*** Block opens ***

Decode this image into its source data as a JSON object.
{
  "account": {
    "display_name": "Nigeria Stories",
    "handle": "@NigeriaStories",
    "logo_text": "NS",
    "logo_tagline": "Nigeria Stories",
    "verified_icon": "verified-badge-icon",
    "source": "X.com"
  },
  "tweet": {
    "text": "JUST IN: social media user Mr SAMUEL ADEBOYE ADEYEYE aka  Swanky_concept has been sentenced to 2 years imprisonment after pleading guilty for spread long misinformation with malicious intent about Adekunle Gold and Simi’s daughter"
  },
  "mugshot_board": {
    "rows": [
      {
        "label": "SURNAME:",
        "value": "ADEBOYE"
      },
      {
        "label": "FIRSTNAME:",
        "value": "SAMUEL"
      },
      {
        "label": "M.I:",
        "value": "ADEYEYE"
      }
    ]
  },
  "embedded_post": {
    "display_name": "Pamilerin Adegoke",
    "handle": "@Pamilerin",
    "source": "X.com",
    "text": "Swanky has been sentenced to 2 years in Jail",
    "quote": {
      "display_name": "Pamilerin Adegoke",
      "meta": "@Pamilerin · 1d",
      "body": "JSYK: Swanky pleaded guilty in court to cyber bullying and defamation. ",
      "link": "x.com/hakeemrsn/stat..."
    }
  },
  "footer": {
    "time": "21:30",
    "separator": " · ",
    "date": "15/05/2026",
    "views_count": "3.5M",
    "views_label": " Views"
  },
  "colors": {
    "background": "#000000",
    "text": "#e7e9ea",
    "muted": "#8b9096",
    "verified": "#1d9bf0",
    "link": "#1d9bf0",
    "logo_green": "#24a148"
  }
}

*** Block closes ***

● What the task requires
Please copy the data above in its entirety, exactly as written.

● Answer to the exercise
Decode this image into its source data as a JSON object.
{
  "account": {
    "display_name": "Nigeria Stories",
    "handle": "@NigeriaStories",
    "logo_text": "NS",
    "logo_tagline": "Nigeria Stories",
    "verified_icon": "verified-badge-icon",
    "source": "X.com"
  },
  "tweet": {
    "text": "JUST IN: social media user Mr SAMUEL ADEBOYE ADEYEYE aka  Swanky_concept has been sentenced to 2 years imprisonment after pleading guilty for spread long misinformation with malicious intent about Adekunle Gold and Simi’s daughter"
  },
  "mugshot_board": {
    "rows": [
      {
        "label": "SURNAME:",
        "value": "ADEBOYE"
      },
      {
        "label": "FIRSTNAME:",
        "value": "SAMUEL"
      },
      {
        "label": "M.I:",
        "value": "ADEYEYE"
      }
    ]
  },
  "embedded_post": {
    "display_name": "Pamilerin Adegoke",
    "handle": "@Pamilerin",
    "source": "X.com",
    "text": "Swanky has been sentenced to 2 years in Jail",
    "quote": {
      "display_name": "Pamilerin Adegoke",
      "meta": "@Pamilerin · 1d",
      "body": "JSYK: Swanky pleaded guilty in court to cyber bullying and defamation. ",
      "link": "x.com/hakeemrsn/stat..."
    }
  },
  "footer": {
    "time": "21:30",
    "separator": " · ",
    "date": "15/05/2026",
    "views_count": "3.5M",
    "views_label": " Views"
  },
  "colors": {
    "background": "#000000",
    "text": "#e7e9ea",
    "muted": "#8b9096",
    "verified": "#1d9bf0",
    "link": "#1d9bf0",
    "logo_green": "#24a148"
  }
}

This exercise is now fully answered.